SUNNYVALE, Calif. ( TheStreet) -- Yahoo! ( YHOO), currently in the throes of a major strategic overhaul, needs to work out what it is before tapping a new CEO, warns Ben Schachter, an analyst at Macquarie Group. "I think they need to figure out who they want to be and where they want to go before they hire anyone," he told TheStreet. "This is a company that doesn't have much of an identity right now."
Yahoo!, which ousted former CEO Carol Bartz last month, is right now engaged in a strategic review that could significantly reshape its future. Reports over the past month have said Yahoo! was eyeing a sale and had hired investment bankers. Speculation has included revisiting the prospect of a Microsoft ( MSFT) takeover, as well as possible buyout from Chinese Internet giant Alibaba or private equity firms Silver Lake and Hellman & Friedman. Indeed, the rumor mill has been working overtime. Former CEO Jerry Yang, for example, is reportedly interested in a deal with private equity firms that would take to the company private. Additionally, Alibaba CEO Jack Ma would be "very interested" in buying Yahoo!, and has been working on taking the company private, according to other reports. Amidst all this upheaval, the company is searching for a successor to Bartz. The AllThingsDigital Web site reports that Yahoo! has hired executive search firm Heidrick & Struggles for its CEO search. A spokeswoman for Heidrick & Struggles declined to comment when contacted by TheStreet. "Confidentiality is the cornerstone of our business and as such it is company policy not to discuss any client happenings," she explained, in an email. Macquarie's Schachter, though, thinks that lack of certainty about the company's direction will make it unappealing for potential candidates. "I think it's a very difficult turnaround," he told TheStreet. Names touted as a good fit for Yahoo! include Juniper ( JNPR) CEO Kevin Johnson, Skype CEO Tony Bates and Facebook COO Sheryl Sandberg. Reuters also reported this week that AOL ( AOL) CEO Tim Armstrong has been meeting with top shareholders to push the idea of a sale to Yahoo!. Like Yahoo!, AOL is struggling to generate display ad revenue in the face of stiff competition from Google ( GOOG) and Facebook.
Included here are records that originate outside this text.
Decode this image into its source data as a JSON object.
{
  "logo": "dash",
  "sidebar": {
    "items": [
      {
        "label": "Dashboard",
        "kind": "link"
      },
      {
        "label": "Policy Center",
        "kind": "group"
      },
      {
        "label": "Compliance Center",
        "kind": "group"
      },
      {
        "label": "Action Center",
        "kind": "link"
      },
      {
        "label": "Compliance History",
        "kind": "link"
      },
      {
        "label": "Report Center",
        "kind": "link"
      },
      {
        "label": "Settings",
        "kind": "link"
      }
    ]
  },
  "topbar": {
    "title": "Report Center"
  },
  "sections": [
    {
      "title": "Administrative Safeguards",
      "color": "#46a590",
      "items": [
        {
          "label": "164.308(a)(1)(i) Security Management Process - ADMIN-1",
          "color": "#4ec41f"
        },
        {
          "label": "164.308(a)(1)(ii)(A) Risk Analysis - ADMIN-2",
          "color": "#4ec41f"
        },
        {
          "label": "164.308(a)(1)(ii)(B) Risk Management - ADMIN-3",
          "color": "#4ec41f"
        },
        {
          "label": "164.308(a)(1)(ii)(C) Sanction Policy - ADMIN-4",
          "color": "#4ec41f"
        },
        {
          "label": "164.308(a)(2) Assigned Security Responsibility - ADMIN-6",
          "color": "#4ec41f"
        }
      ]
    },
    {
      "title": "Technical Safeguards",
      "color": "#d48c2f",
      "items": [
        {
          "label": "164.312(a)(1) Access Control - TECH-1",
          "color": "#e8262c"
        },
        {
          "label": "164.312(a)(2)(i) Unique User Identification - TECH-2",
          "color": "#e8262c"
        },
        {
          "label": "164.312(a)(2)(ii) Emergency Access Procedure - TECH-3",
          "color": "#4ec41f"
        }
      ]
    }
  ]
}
New York-based AOL reported a loss of $11.8 million in its most recent quarter, and the company's stock is down more than 41% this year.
|Yahoo!, still thrashing out its strategy, could struggle in its CEO search.|
For these reasons, Armstrong would be an unpopular choice for Yahoo!'s hot seat, even if he clinches a merger, according to an analyst. "I think that, in general, investors want to see that he can turn around his own company before he can turn around Yahoo!," explained an Internet analyst, who asked not to be named. Yahoo! has not yet responded to TheStreet's request for comment on this story. Yahoo! shares slipped 16 cents, or 1.04%, to 15.77% on Friday. -- Written by James Rogers in New York. >To follow the writer on Twitter, go to http://twitter.com/jamesjrogers. >To submit a news tip, send an email to: firstname.lastname@example.org